In one of our many emails, I think Sheldon summed up why Caspian works so well the best – it’s because the filmmakers chose to “make Caspian, naïve, rather than whiney.” And that subtle change makes all the difference in the world. Caspian comes across as stronger in the movie, more pro-active, not someone who just let’s things happen to him. He’s also self-involved at the most inopportune times. I like the fact that the film really played up the rivalry between Peter and Caspian. In the book Caspian just let Peter do everything without complaining or standing up for himself. Here Caspian calls Peter on his sometime “arrogance.” The writers Andrew Adamson (screenplay), Christopher Markus (screenplay), and Stephen McFeely took the best of C.S. Lewis’ work and expanded it to make it better. It’s a shame that Peter and Susan won’t be in the next film, because they will be missed. Everything about Prince Caspian is just right in terms of cinematography, scope and vision; the tone is dark but hopeful, and epic but intimate. While watching the battle scenes, the only thought going through my mind was, I hope the final Harry Potter film is a 10th as good as this was – . Bring on Eustace and Dawn Treader!
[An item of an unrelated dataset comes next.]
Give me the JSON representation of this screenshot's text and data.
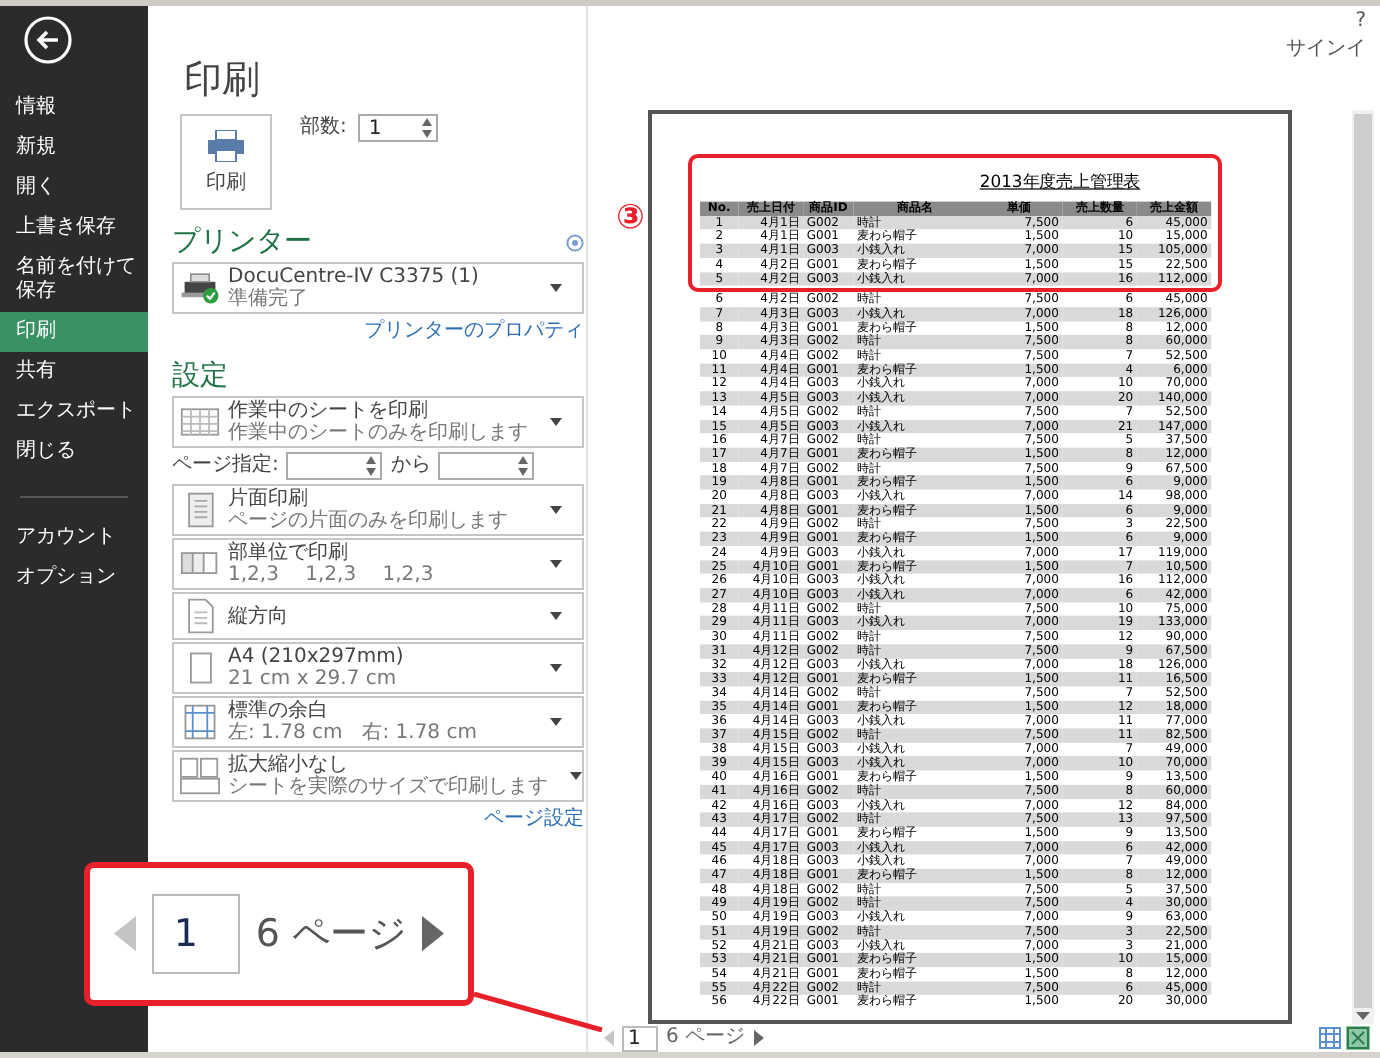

Final Grade A

EM Review by
Michelle Alexandria
Originally posted 5.17.08